Consul Enterprise License
All Consul Enterprise agents must be licensed when they are started. Where that license comes from will depend on which binary is in use, whether the agent is a server, client or snapshot agent, and whether ACLs have been enabled for the cluster.
Consul Enterprise 1.10.0 removed temporary licensing. Prior to 1.10.0, Consul Enterprise agents could start without a license and then have a license applied to them later on via the CLI or API. That functionality has been removed and replaced with the ability to load licenses from the agent's configuration or environment. Also, prior to 1.10.0, server agents would automatically propagate the license between themselves. This no longer occurs and the license must be present on each server agent when it is started.
Consul Enterprise 1.14.0, when running on Kubernetes, removed client agents and replaced these with virtual agents. Virtual agents are nodes that Consul service mesh services run on. HashiCorp uses virtual agents to determine license entitlements for customers on per-node licensing and pricing agreements.
Visit the Enterprise License Tutorial for detailed steps on how to install the license key.
For Consul Enterprise 1.10.0 or greater, a license must be available at the time the agent starts.
For server agents this means that they must either have the
configuration set or have a license configured in the servers environment with the
CONSUL_LICENSE_PATH environment variables. Both the configuration item and the
environment variable point to a file containing the license whereas the
variable should contain the license as the value. If multiple variables are set,
the following order of precedence applies:
Client agents and snapshot agents may also be licensed in the very same manner. However, to avoid the need to configure the license on many client agents and snapshot agents, those agents have the capability to retrieve the license automatically under the conditions described below.
Virtual agents do not need the license to run.
Updating the license for an agent depends on the method you used to apply the license.
- If you used the
CONSUL_LICENSEenvironment variable: After updating the environment variable, restart the affected agents.
- If you used the
CONSUL_LICENSE_PATHenvironment variable: Update the license file first. Then, restart the affected agents.
- If you used the
license_pathconfiguration item: Update the license file first. Then, run
consul reloadfor the affected agents.
When a client agent starts without a license in its configuration or environment, it will try to retrieve the
license from the servers via RPCs. That RPC always requires a valid non-anonymous ACL token to authorize the
request but the token doesn't need any particular permissions.
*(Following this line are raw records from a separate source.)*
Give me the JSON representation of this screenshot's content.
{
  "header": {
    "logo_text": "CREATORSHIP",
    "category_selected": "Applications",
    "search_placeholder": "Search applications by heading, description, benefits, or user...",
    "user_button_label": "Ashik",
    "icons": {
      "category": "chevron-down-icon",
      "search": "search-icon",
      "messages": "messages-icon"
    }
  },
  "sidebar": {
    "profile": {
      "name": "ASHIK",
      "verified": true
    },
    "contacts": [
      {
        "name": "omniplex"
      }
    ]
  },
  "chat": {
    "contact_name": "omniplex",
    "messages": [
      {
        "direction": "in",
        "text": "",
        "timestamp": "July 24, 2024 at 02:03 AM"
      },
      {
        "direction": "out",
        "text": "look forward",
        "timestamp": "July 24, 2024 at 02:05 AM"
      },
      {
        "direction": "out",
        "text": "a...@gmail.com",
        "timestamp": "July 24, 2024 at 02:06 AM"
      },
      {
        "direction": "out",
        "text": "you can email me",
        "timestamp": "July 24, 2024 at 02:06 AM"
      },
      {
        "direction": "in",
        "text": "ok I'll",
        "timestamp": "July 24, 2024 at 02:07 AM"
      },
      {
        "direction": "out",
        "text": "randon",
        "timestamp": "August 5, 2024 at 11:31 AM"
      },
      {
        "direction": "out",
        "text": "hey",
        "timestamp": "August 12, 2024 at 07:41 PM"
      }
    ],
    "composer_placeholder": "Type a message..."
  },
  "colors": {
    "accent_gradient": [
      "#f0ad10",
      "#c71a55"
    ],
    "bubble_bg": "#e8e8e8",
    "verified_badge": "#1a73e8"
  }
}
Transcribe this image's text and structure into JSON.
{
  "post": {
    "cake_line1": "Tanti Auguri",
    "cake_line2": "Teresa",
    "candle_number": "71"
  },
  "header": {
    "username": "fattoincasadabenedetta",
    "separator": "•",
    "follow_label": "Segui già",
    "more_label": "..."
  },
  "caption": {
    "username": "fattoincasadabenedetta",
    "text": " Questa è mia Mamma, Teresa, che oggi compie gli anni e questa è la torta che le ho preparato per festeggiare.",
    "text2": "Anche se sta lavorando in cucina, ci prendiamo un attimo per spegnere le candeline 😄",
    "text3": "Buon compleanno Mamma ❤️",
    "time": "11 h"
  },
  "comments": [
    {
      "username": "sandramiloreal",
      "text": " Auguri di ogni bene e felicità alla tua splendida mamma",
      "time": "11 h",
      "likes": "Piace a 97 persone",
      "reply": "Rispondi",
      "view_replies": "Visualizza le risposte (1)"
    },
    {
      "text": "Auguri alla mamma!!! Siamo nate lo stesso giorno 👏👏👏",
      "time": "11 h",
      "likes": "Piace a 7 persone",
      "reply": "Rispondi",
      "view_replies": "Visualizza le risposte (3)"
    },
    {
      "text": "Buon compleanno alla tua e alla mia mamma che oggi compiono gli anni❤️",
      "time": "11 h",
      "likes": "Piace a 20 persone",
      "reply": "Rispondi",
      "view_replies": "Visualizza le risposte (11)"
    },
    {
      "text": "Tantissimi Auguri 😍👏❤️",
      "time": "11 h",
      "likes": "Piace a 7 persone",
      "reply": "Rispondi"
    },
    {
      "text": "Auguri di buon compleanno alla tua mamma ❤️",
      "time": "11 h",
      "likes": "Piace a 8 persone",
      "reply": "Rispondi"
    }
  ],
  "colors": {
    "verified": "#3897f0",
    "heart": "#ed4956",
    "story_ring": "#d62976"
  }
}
As the license is required before the client
actually joins the cluster, where to make those RPC requests to is inferred from the
retry_join configuration. If
retry_join is unset or no
agent token is set then the client agent will immediately shut itself down.
If all preliminary checks pass the client agent will attempt to reach out to any server on its RPC port to request the license. These requests will be retried for up to 5 minutes and if it is unable to retrieve a license within that time frame it will shut itself down.
If ACLs are disabled then the license must be provided to the client agent through one of the three methods listed below. Failure in providing the client agent with a licence will prevent the client agent from joining the cluster.
The snapshot agent has similar functionality to the client agent for automatically retrieving the license. However, instead of requiring a server agent to talk to, the snapshot agent can request the license from the server or client agent it would use for all other operations. It still requires an ACL token to authorize the request. Also like client agents, the snapshot agent will shut itself down after being unable to retrieve the license for 5 minutes.